(Goal of the exercise)
Please find the number of lines in the material below where the string "SHOP" occurs, and give only that number.

Start of Source data

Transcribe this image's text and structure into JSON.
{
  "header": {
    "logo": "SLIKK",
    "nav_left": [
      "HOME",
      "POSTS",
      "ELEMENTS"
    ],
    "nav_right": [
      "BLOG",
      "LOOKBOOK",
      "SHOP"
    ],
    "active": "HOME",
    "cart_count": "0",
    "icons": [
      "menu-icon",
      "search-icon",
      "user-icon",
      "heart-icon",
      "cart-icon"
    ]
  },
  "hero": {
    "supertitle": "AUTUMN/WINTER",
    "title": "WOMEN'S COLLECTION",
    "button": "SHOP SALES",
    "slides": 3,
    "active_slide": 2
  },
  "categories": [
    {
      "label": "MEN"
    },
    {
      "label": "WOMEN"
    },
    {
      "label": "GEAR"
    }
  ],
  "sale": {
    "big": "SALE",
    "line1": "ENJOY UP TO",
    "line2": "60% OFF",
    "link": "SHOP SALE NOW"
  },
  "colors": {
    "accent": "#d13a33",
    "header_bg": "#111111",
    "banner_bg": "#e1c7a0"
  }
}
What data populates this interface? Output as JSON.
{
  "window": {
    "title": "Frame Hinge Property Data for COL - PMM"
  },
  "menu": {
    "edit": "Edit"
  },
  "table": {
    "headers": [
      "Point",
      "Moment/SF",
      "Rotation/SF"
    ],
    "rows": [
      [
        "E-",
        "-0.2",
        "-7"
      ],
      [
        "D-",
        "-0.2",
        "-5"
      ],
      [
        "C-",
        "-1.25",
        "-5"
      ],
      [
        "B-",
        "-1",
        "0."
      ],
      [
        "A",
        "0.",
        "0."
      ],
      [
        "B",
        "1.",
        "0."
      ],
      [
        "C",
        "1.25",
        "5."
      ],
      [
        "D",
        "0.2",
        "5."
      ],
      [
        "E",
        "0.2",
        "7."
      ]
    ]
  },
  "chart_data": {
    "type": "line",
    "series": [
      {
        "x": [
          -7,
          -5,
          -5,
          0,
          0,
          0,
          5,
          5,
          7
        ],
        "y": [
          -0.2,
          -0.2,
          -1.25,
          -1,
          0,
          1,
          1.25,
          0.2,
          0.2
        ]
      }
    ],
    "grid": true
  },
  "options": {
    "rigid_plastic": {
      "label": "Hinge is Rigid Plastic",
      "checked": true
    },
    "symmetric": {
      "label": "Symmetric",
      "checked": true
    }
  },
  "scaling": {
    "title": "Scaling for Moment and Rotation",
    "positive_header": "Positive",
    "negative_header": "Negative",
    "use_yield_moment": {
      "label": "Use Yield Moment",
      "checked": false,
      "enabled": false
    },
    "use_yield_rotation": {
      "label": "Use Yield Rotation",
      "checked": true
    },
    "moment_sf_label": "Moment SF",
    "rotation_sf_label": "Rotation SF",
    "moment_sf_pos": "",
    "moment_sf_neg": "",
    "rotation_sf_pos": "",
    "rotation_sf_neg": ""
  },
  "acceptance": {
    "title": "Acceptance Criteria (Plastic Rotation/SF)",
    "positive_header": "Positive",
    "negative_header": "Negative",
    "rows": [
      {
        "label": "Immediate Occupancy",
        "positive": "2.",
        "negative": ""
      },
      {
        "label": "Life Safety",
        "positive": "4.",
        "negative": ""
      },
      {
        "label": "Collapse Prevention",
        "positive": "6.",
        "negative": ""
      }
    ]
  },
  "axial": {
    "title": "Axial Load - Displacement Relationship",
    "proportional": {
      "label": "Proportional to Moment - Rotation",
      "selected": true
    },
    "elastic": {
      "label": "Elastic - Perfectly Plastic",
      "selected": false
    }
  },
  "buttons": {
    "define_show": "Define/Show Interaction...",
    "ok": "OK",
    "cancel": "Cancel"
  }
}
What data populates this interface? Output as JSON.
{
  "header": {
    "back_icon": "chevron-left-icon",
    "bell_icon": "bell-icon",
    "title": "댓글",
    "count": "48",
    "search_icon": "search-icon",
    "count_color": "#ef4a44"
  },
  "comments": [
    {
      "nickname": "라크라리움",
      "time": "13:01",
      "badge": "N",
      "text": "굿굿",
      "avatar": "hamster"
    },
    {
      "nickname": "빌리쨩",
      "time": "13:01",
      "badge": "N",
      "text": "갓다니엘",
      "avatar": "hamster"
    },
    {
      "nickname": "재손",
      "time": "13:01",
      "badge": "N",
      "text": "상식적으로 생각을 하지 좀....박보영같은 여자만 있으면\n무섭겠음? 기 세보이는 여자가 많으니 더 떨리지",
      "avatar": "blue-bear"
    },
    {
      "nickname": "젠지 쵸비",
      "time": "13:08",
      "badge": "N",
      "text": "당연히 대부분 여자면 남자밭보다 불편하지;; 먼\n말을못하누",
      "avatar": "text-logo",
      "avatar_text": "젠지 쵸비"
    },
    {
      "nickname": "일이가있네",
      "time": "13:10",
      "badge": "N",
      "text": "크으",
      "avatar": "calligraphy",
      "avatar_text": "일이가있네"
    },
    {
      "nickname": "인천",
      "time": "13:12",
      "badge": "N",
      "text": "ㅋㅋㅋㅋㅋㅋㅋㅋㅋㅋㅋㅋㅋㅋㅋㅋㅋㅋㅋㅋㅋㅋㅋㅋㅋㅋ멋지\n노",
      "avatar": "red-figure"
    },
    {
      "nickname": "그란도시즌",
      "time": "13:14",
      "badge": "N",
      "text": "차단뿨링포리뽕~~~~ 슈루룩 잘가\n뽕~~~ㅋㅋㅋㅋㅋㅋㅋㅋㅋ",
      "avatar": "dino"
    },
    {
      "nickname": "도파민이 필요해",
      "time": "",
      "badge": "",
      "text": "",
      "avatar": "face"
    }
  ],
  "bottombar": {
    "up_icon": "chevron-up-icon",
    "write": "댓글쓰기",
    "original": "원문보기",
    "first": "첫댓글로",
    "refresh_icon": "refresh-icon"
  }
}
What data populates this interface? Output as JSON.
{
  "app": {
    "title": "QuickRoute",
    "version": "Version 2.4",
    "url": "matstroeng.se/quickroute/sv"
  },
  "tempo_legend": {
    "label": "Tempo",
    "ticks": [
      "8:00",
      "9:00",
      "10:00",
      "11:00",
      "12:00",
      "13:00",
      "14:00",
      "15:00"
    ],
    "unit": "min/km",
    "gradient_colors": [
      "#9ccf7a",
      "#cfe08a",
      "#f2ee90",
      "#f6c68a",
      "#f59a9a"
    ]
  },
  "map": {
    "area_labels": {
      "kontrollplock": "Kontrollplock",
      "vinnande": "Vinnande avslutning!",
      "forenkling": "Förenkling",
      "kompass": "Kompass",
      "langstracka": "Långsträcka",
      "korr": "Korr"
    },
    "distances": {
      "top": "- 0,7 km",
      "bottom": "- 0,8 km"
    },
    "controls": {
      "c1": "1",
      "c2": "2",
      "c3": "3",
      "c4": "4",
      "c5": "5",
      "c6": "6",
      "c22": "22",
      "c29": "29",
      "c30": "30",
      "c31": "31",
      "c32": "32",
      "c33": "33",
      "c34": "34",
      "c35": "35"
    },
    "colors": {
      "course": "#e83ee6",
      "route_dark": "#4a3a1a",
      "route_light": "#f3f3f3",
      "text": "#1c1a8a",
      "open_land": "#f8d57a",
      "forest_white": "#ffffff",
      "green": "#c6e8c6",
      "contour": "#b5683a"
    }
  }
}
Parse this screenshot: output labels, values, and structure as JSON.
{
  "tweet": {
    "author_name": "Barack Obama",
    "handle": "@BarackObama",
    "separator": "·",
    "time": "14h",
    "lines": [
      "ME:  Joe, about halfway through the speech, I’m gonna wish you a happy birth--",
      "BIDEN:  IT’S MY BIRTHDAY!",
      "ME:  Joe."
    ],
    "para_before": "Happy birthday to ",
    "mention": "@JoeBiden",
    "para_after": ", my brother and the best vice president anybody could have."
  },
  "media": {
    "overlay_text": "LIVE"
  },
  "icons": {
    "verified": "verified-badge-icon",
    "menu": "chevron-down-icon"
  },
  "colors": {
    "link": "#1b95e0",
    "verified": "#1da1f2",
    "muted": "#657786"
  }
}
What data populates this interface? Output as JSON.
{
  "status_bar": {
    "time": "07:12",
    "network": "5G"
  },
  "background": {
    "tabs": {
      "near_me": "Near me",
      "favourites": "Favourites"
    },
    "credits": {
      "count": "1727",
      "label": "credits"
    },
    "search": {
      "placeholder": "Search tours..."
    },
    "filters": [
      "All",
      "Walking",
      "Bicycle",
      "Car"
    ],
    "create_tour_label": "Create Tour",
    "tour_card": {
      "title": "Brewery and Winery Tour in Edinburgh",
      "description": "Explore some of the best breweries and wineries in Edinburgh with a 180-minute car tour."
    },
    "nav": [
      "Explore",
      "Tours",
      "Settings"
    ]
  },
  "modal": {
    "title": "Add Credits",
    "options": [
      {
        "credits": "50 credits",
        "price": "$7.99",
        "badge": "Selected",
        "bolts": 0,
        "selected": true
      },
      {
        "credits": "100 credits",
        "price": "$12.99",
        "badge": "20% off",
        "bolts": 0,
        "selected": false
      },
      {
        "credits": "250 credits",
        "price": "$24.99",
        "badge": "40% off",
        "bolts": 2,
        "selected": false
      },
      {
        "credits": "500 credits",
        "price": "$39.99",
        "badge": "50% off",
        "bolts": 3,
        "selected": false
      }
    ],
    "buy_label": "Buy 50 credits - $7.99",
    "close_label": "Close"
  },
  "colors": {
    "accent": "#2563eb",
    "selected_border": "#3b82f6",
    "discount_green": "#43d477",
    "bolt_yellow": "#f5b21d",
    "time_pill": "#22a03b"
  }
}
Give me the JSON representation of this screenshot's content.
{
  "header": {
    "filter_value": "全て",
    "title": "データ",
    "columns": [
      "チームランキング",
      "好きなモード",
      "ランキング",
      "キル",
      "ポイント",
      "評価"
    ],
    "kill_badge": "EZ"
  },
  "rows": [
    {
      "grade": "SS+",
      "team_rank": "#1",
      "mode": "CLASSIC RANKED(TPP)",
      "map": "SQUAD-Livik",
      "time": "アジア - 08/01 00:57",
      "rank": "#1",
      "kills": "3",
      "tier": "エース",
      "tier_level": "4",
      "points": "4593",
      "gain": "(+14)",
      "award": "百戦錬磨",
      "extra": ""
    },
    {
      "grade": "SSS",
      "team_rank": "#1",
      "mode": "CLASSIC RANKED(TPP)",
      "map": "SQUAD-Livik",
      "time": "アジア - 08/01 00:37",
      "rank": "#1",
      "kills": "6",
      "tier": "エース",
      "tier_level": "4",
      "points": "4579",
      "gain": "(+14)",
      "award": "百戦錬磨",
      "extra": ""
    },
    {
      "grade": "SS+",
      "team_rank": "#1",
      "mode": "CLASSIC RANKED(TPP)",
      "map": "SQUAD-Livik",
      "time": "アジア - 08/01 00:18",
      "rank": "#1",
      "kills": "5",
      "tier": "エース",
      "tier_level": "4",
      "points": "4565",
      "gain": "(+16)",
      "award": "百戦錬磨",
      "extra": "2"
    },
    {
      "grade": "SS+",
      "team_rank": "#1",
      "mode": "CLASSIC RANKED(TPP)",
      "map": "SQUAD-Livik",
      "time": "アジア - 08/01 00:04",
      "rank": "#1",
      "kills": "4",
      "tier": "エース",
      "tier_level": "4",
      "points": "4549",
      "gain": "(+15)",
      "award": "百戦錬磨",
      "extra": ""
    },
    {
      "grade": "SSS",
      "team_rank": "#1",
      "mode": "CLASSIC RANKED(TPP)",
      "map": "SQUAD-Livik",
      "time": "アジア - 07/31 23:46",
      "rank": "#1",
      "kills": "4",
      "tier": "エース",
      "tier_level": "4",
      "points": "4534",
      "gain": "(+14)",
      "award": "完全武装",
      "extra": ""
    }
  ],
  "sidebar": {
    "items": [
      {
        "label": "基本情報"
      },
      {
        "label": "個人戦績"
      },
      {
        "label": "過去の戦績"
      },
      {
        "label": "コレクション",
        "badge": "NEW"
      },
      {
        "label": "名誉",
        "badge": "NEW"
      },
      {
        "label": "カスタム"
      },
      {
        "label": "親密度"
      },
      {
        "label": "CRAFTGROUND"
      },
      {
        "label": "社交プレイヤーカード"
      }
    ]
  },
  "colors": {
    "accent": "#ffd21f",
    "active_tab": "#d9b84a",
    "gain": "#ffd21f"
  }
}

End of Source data

(Problem solution)
3